    It is no secret that, in early postwar years, the United States helped to fund the Christian Democratic party, seen as a bulwark against the Italian Communist party (PCI), which regularly won a quarter of the vote. The PCI in turn, albeit fairly independent from Moscow, was similarly subsidized by the Soviet Union with gold ingots brought into Italy by boat. With the advent of the Center-left governments in the Sixties, the Socialist party (PSI) became a coalition partner but was not subsidized by outside forces. To fight back (and this is no particular secret), it received kickbacks from certain government agencies.
    At the same time, those parties had activists throughout the country, who organized rallies and grass roots contributions that served, moreover, as a control over excess spending. Today, however, the end of ideologies including Soviet-style Marxism as well as the Italian Catholic church’s control over a portion of a once docile electorate, has decimated the grass roots parties. The surge in kickbacks in a swap for public contracts is also the result of a sea change in election tactics, such as the need for more sophisticated PR efforts and to pay for public opinion polls to bolster a candidacy, plus new laws meant for simplification, but which have resulted in an unintended hike in political party centralization.

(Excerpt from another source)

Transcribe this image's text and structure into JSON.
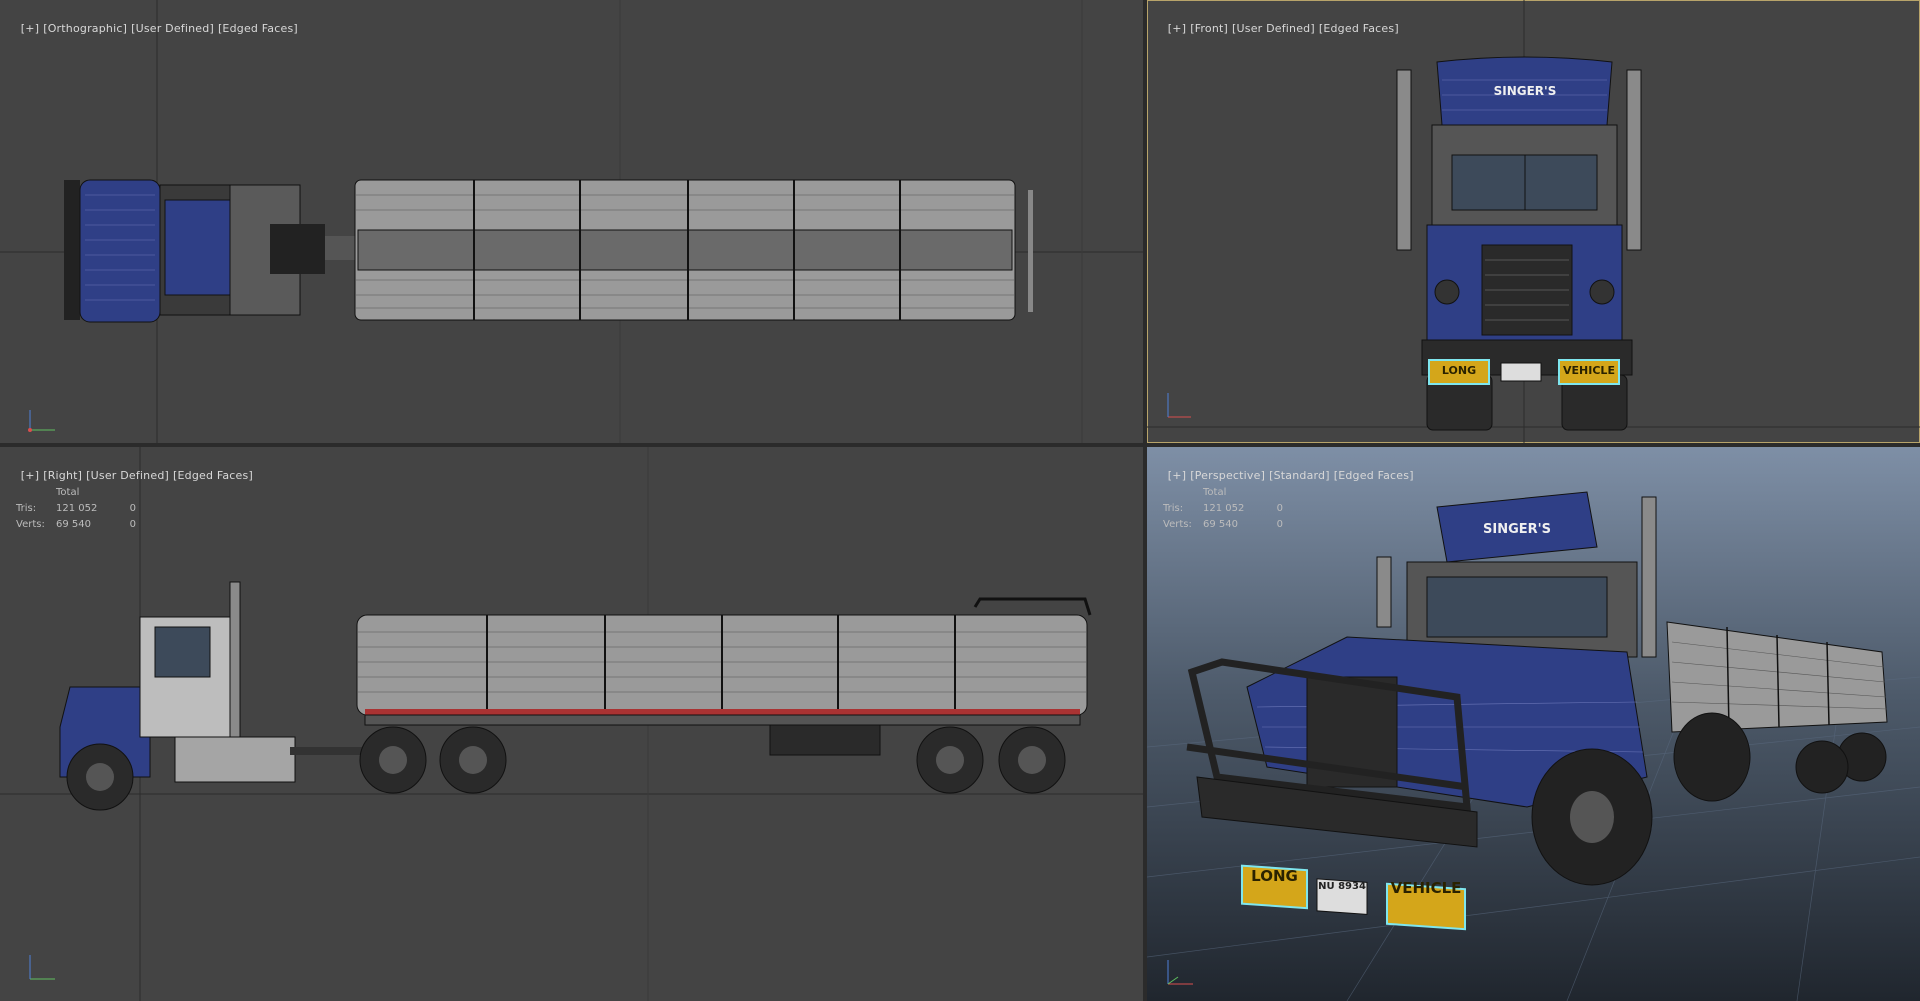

    Here is the result, in the words of Raffaele Cantone, president of the Italian Anti-corruption authority, speaking to Nino Amadore of the financial daily Il Sole 24 Ore: “From this Roman investigation we see a political class that is completely subordinate to the crime lobbies. The novelty in this investigation lies in its having hypothesized corruption as a prevailing fact with Mafia association… Intimidation and physical threats are an indispensable component.” (“We’ll crack his skull with a brick bat,” was heard on one phone tap.)
    Il Sole 24 Ore of Dec. 7 lists names, titles and amounts of money and gifts (a Rolex) to individuals. A former aide to former Mayor Franceso Rutelli received a regular monthly stipend of $1,250 plus a one-off payment of $12,500. The network financed campaigns for both rival candidates for mayor last year, with rightist Nuova Italia of former mayor Gianni Alemanno reportedly receiving $40,000 while the campaign managers of Ignazio Marino, his opponent from the left-leaning Partito Democratico (PD), received only $35,000 or so (but won nevertheless). Marino, by the way, a doctor born in Genoa, has been pilloried in the press for having failed to pay a series of parking tickets; he normally rides around town on a bicycle but police have only now warned him that his life is in danger, and must travel with a bodyguard.
    One of the more disgusting ways the network sought to raise funds was to seek building contracts for housing for immigrants. In one Roman suburb the deal proposed was to sell to the town, for an inflated amount, properties the mob already owned; install the immigrants into these remodeled apartments; and then collect the money the state provides. Luckily at least this project was rejected because the suburb was already housing 800 immigrants, and the local politicians feared a reaction if they opened their doors to more.
    Rome is not the sole source of corruption, of course. Milan is working hard to recover from the scandals over construction contracts for Expo of 2015 while Venice has suffered from the kickbacks to top politicians for construction of its Mose water barrier.